The Queue #26

Myopia over wrappers, GPT-3's moment in the sun, the stickiness of structural advantages

Short reads ⚡️

Yours truly, with some observations on ‘wrappers.’ I’ve seen a pattern in startups that target technical users wherein their product is dismissed as ‘just a wrapper around X.’ This view is severely myopic and misses enormous opportunities! Taylor Clauson


Chris Keller, writing on the persistence of returns (or lack thereof) in venture firms. He does a great job of pointing out that finding structural advantages in their managers is one of the only viable strategies for LPs wanting to achieve durable returns. Chris Keller


In his parting gift to his country, John Lewis wrote a beautiful and challenging essay to be published on the day of his funeral. Sad to lose a hero, but a moving message. New York Times
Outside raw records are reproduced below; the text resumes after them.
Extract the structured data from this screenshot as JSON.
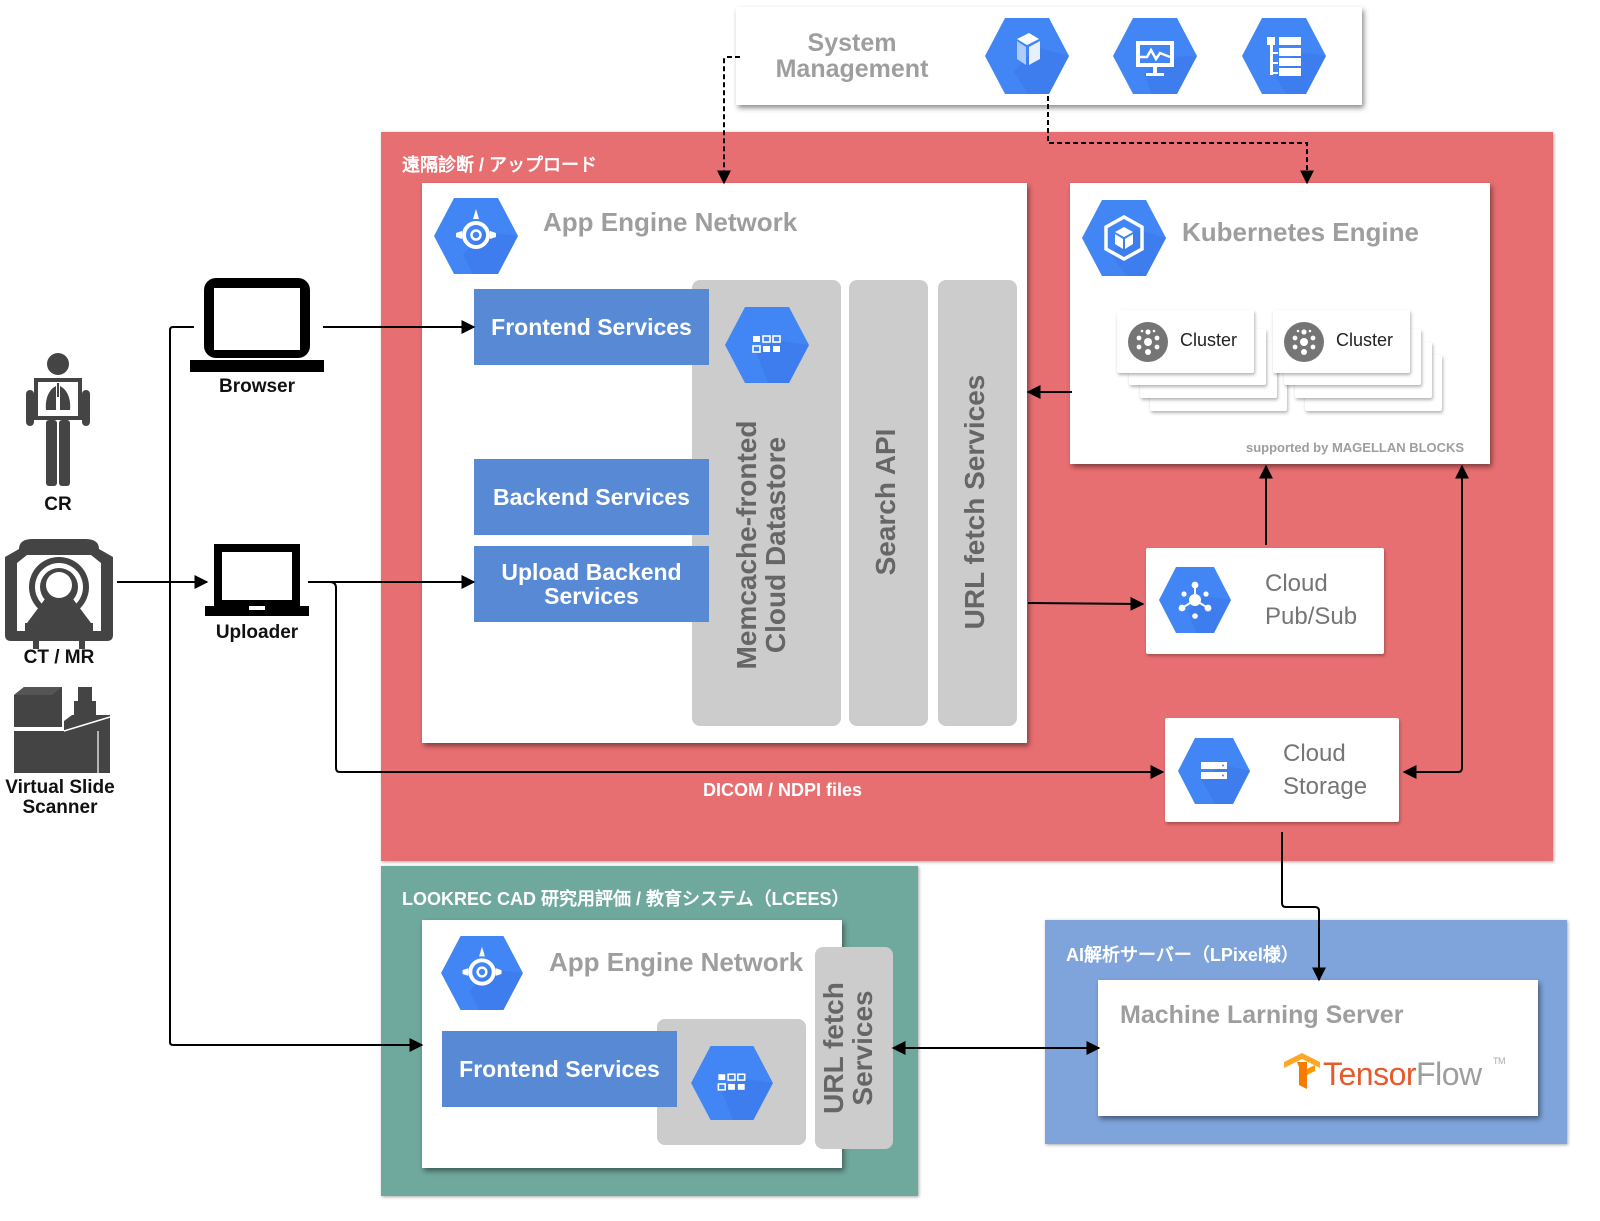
{
  "system_management": {
    "title_line1": "System",
    "title_line2": "Management",
    "icons": [
      "deployment-manager-icon",
      "stackdriver-monitoring-icon",
      "stackdriver-logging-icon"
    ]
  },
  "remote_zone": {
    "title": "遠隔診断 / アップロード",
    "color": "#e86f71",
    "app_engine": {
      "title": "App Engine Network",
      "frontend": "Frontend Services",
      "backend": "Backend Services",
      "upload_backend_line1": "Upload Backend",
      "upload_backend_line2": "Services",
      "datastore_line1": "Memcache-fronted",
      "datastore_line2": "Cloud Datastore",
      "search_api": "Search API",
      "url_fetch": "URL fetch Services"
    },
    "kubernetes": {
      "title": "Kubernetes Engine",
      "clusters": [
        "Cluster",
        "Cluster"
      ],
      "footnote": "supported by MAGELLAN BLOCKS"
    },
    "pubsub": {
      "line1": "Cloud",
      "line2": "Pub/Sub"
    },
    "storage": {
      "line1": "Cloud",
      "line2": "Storage"
    },
    "flow_label": "DICOM / NDPI files"
  },
  "lcees_zone": {
    "title": "LOOKREC CAD 研究用評価 / 教育システム（LCEES）",
    "color": "#6fa89d",
    "app_engine_title": "App Engine Network",
    "frontend": "Frontend Services",
    "url_fetch_line1": "URL fetch",
    "url_fetch_line2": "Services"
  },
  "ai_zone": {
    "title": "AI解析サーバー（LPixel様）",
    "color": "#7fa3db",
    "server_title": "Machine Larning Server",
    "logo_part1": "Tensor",
    "logo_part2": "Flow",
    "logo_tm": "TM"
  },
  "devices": {
    "cr": "CR",
    "ct_mr": "CT / MR",
    "scanner_line1": "Virtual Slide",
    "scanner_line2": "Scanner",
    "browser": "Browser",
    "uploader": "Uploader"
  },
  "colors": {
    "gcp_blue": "#4285f4",
    "gcp_blue_dark": "#3b78e7",
    "service_blue": "#5789d4",
    "tensorflow_orange": "#e55b2d"
  }
}
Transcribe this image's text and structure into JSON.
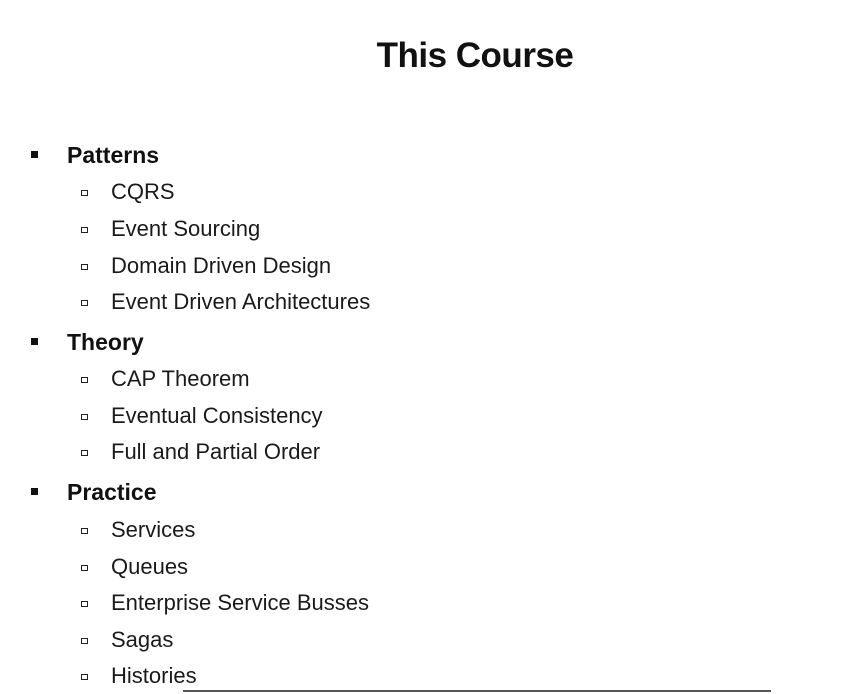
{
  "slide": {
    "title": "This Course",
    "sections": [
      {
        "label": "Patterns",
        "items": [
          "CQRS",
          "Event Sourcing",
          "Domain Driven Design",
          "Event Driven Architectures"
        ]
      },
      {
        "label": "Theory",
        "items": [
          "CAP Theorem",
          "Eventual Consistency",
          "Full and Partial Order"
        ]
      },
      {
        "label": "Practice",
        "items": [
          "Services",
          "Queues",
          "Enterprise Service Busses",
          "Sagas",
          "Histories"
        ]
      }
    ]
  }
}
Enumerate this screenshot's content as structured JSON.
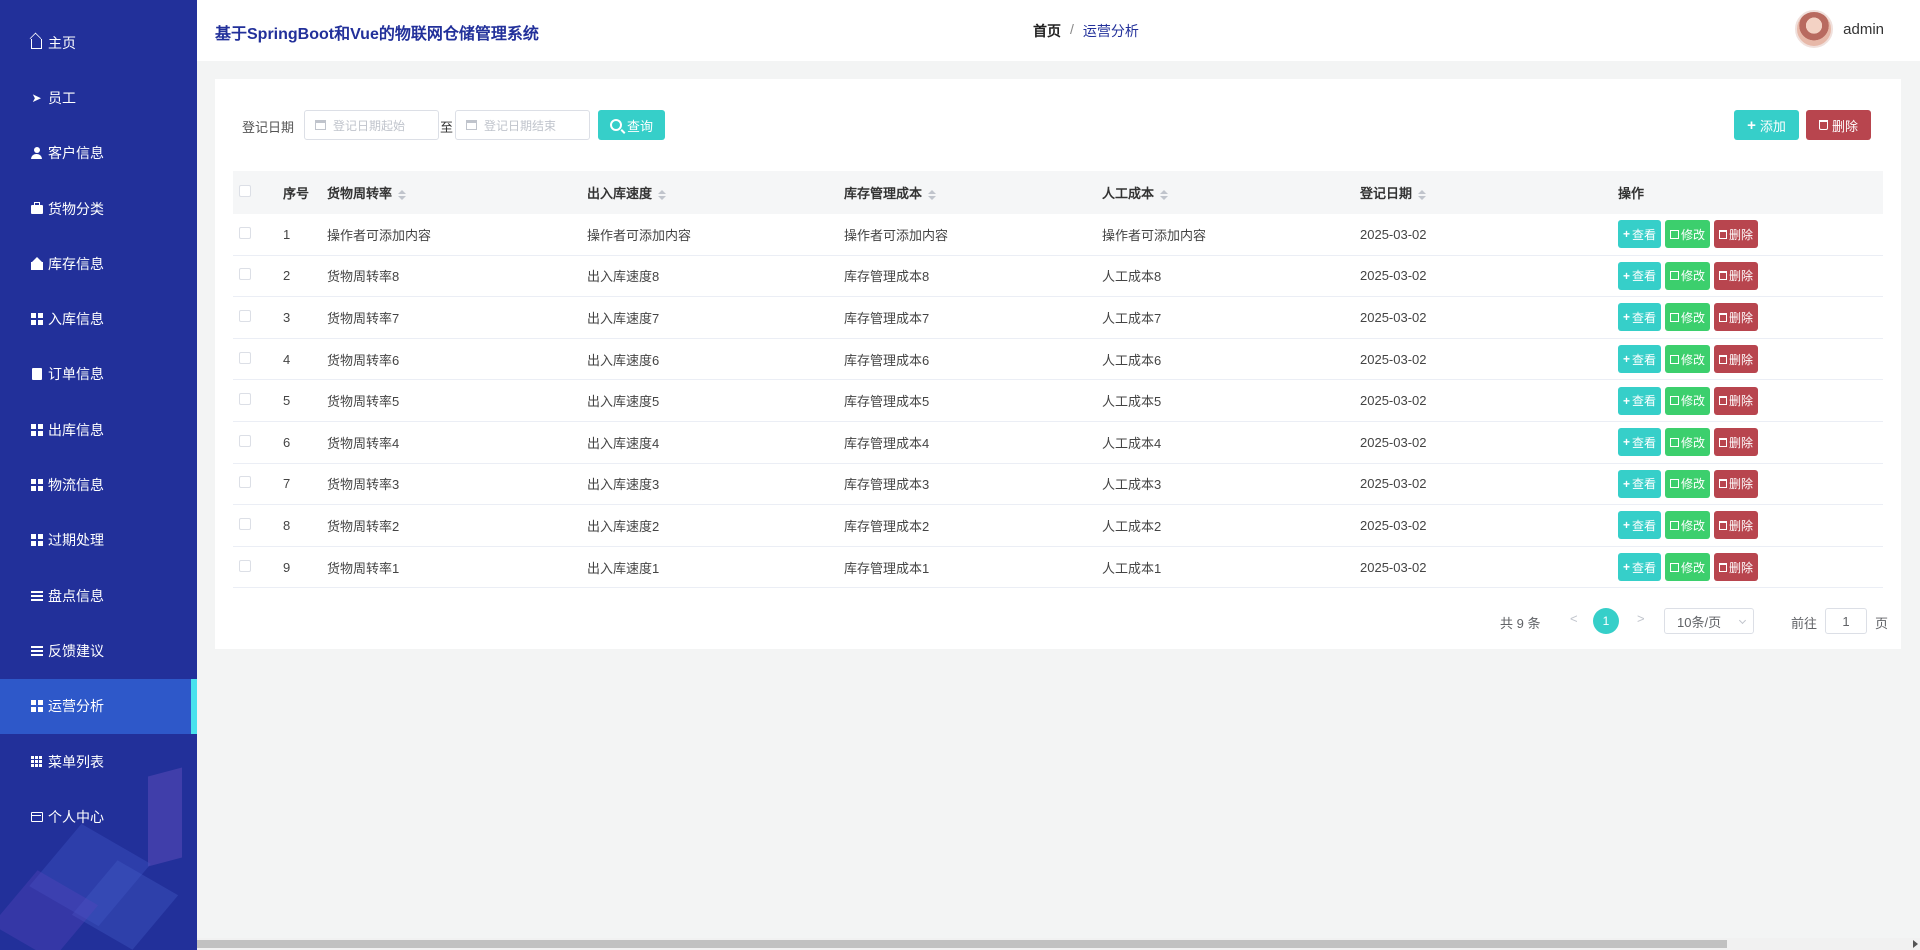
{
  "sidebar": {
    "items": [
      {
        "label": "主页",
        "icon": "home-icon"
      },
      {
        "label": "员工",
        "icon": "send-icon"
      },
      {
        "label": "客户信息",
        "icon": "user-icon"
      },
      {
        "label": "货物分类",
        "icon": "briefcase-icon"
      },
      {
        "label": "库存信息",
        "icon": "house-icon"
      },
      {
        "label": "入库信息",
        "icon": "grid-icon"
      },
      {
        "label": "订单信息",
        "icon": "clipboard-icon"
      },
      {
        "label": "出库信息",
        "icon": "grid-icon"
      },
      {
        "label": "物流信息",
        "icon": "grid-icon"
      },
      {
        "label": "过期处理",
        "icon": "grid-icon"
      },
      {
        "label": "盘点信息",
        "icon": "list-icon"
      },
      {
        "label": "反馈建议",
        "icon": "list-icon"
      },
      {
        "label": "运营分析",
        "icon": "grid-icon",
        "active": true
      },
      {
        "label": "菜单列表",
        "icon": "table-icon"
      },
      {
        "label": "个人中心",
        "icon": "card-icon"
      }
    ]
  },
  "header": {
    "title": "基于SpringBoot和Vue的物联网仓储管理系统",
    "breadcrumb_home": "首页",
    "breadcrumb_sep": "/",
    "breadcrumb_current": "运营分析",
    "username": "admin"
  },
  "search": {
    "label": "登记日期",
    "start_placeholder": "登记日期起始",
    "to": "至",
    "end_placeholder": "登记日期结束",
    "query_label": "查询",
    "add_label": "添加",
    "delete_label": "删除"
  },
  "table": {
    "headers": {
      "index": "序号",
      "col1": "货物周转率",
      "col2": "出入库速度",
      "col3": "库存管理成本",
      "col4": "人工成本",
      "col5": "登记日期",
      "ops": "操作"
    },
    "rows": [
      {
        "index": "1",
        "col1": "操作者可添加内容",
        "col2": "操作者可添加内容",
        "col3": "操作者可添加内容",
        "col4": "操作者可添加内容",
        "col5": "2025-03-02"
      },
      {
        "index": "2",
        "col1": "货物周转率8",
        "col2": "出入库速度8",
        "col3": "库存管理成本8",
        "col4": "人工成本8",
        "col5": "2025-03-02"
      },
      {
        "index": "3",
        "col1": "货物周转率7",
        "col2": "出入库速度7",
        "col3": "库存管理成本7",
        "col4": "人工成本7",
        "col5": "2025-03-02"
      },
      {
        "index": "4",
        "col1": "货物周转率6",
        "col2": "出入库速度6",
        "col3": "库存管理成本6",
        "col4": "人工成本6",
        "col5": "2025-03-02"
      },
      {
        "index": "5",
        "col1": "货物周转率5",
        "col2": "出入库速度5",
        "col3": "库存管理成本5",
        "col4": "人工成本5",
        "col5": "2025-03-02"
      },
      {
        "index": "6",
        "col1": "货物周转率4",
        "col2": "出入库速度4",
        "col3": "库存管理成本4",
        "col4": "人工成本4",
        "col5": "2025-03-02"
      },
      {
        "index": "7",
        "col1": "货物周转率3",
        "col2": "出入库速度3",
        "col3": "库存管理成本3",
        "col4": "人工成本3",
        "col5": "2025-03-02"
      },
      {
        "index": "8",
        "col1": "货物周转率2",
        "col2": "出入库速度2",
        "col3": "库存管理成本2",
        "col4": "人工成本2",
        "col5": "2025-03-02"
      },
      {
        "index": "9",
        "col1": "货物周转率1",
        "col2": "出入库速度1",
        "col3": "库存管理成本1",
        "col4": "人工成本1",
        "col5": "2025-03-02"
      }
    ],
    "op_view": "查看",
    "op_edit": "修改",
    "op_delete": "删除"
  },
  "pagination": {
    "total": "共 9 条",
    "prev": "<",
    "current_page": "1",
    "next": ">",
    "page_size": "10条/页",
    "goto_label": "前往",
    "goto_value": "1",
    "page_suffix": "页"
  },
  "colors": {
    "sidebar_bg": "#22309a",
    "active_item": "#2e58c9",
    "accent": "#36cfc9",
    "edit_green": "#3ccf6d",
    "danger": "#b8454e"
  }
}
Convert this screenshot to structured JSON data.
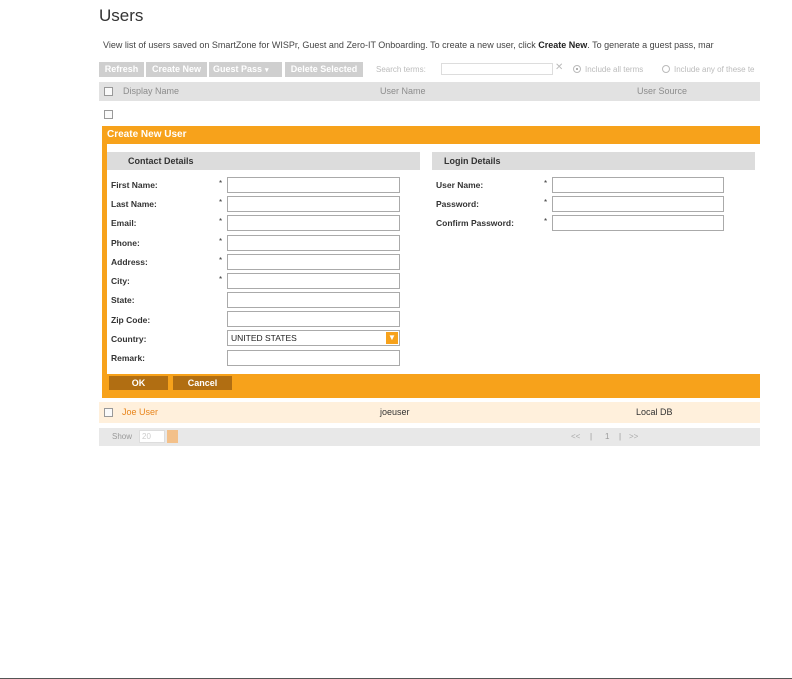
{
  "page": {
    "title": "Users",
    "description_prefix": "View list of users saved on SmartZone for WISPr, Guest and Zero-IT Onboarding. To create a new user, click ",
    "description_bold1": "Create New",
    "description_suffix": ". To generate a guest pass, mar"
  },
  "toolbar": {
    "refresh": "Refresh",
    "create_new": "Create New",
    "guest_pass": "Guest Pass",
    "guest_pass_dropdown": "▾",
    "delete_selected": "Delete Selected",
    "search_label": "Search terms:",
    "search_value": "",
    "clear_icon": "✕",
    "include_all": "Include all terms",
    "include_any": "Include any of these te"
  },
  "grid": {
    "columns": [
      "Display Name",
      "User Name",
      "User Source"
    ],
    "rows": [
      {
        "display_name": "Joe User",
        "user_name": "joeuser",
        "user_source": "Local DB"
      }
    ]
  },
  "form": {
    "title": "Create New User",
    "contact_section": "Contact Details",
    "login_section": "Login Details",
    "required_mark": "*",
    "contact_fields": [
      {
        "label": "First Name:",
        "required": true,
        "value": ""
      },
      {
        "label": "Last Name:",
        "required": true,
        "value": ""
      },
      {
        "label": "Email:",
        "required": true,
        "value": ""
      },
      {
        "label": "Phone:",
        "required": true,
        "value": ""
      },
      {
        "label": "Address:",
        "required": true,
        "value": ""
      },
      {
        "label": "City:",
        "required": true,
        "value": ""
      },
      {
        "label": "State:",
        "required": false,
        "value": ""
      },
      {
        "label": "Zip Code:",
        "required": false,
        "value": ""
      },
      {
        "label": "Country:",
        "required": false,
        "value": "UNITED STATES"
      },
      {
        "label": "Remark:",
        "required": false,
        "value": ""
      }
    ],
    "login_fields": [
      {
        "label": "User Name:",
        "required": true,
        "value": ""
      },
      {
        "label": "Password:",
        "required": true,
        "value": ""
      },
      {
        "label": "Confirm Password:",
        "required": true,
        "value": ""
      }
    ],
    "ok_label": "OK",
    "cancel_label": "Cancel"
  },
  "pager": {
    "show_label": "Show",
    "page_size": "20",
    "prev": "<<",
    "current_page": "1",
    "next": ">>",
    "separator": "|"
  },
  "colors": {
    "accent": "#f7a21b",
    "button_dark": "#b16e12",
    "row_highlight": "#fff0dc",
    "link": "#e8851c"
  }
}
Long read 🎇

Cloudflare is fantastic, and its Workers product is fascinating. They had some big announcements this week; it’s going to be fun to watch edge compute continue to make its way into mainstream applications and open the door for new types of applications. This post is particularly worth reading because of CEO Matthew Prince’s “Hierarchy of Developer Needs”:

I'd propose instead that what developers on any platform need, from least to most important, is actually: Speed < Consistency < Cost < Ease of Use < Compliance. Call it: Matthew’s Hierarchy of Developers’ Needs. While nearly everyone talking about edge computing has focused on speed, I'd argue that consistency, cost, ease of use, and especially compliance will ultimately be far more important. In fact, I predict the real killer feature of edge computing over the next three years will have to do with the relatively unsexy but foundationally important: regulatory compliance.

I am unsure about the relative positions of the last two. A nontrivial number of developers, particularly as they are getting something new started, optimize for Ease of Use as their greatest need and then attempt to layer in Compliance down the road. I might go so far as to rename ‘Ease of Use’ in this context to ‘Speed of Implementation,’ and that’s precisely why I think it jockeys for that most important position. The rate of iteration in producing software is paramount.

Graphic I love: GPT-3’s Parameters 📊

I know, I know… no one wants to hear anything more about OpenAi’s GPT-3 language model right now. Honestly, I don’t either. The hype train has achieved escape velocity. That said, this graph showing how many parameters were used in its training (175 billion) is a marvel to review. Too frequently, we let phrases like orders of magnitude and exponential improvement slip into our vernacular when we are describing something impactful. But it’s far rarer to pause and look at something representing orders of magnitude improvement over the steady-state. GPT-3 has limitations, but coupling its flexibility with its few-shot learning feels like a refreshing example of what’s possible when you lower the barriers to build and provide a better starting point. I’m particularly bullish on some of the applications that involve making software development easier for ‘shallow’ technical users (those without a CS degree or extensive programming background).

Wikipedia rabbit hole 📖

The wrong type of snow. The British version of “you’re holding it wrong.”

Parting thought 🤔

The only thing that could make pandemic life worse would be a new Nickelback album.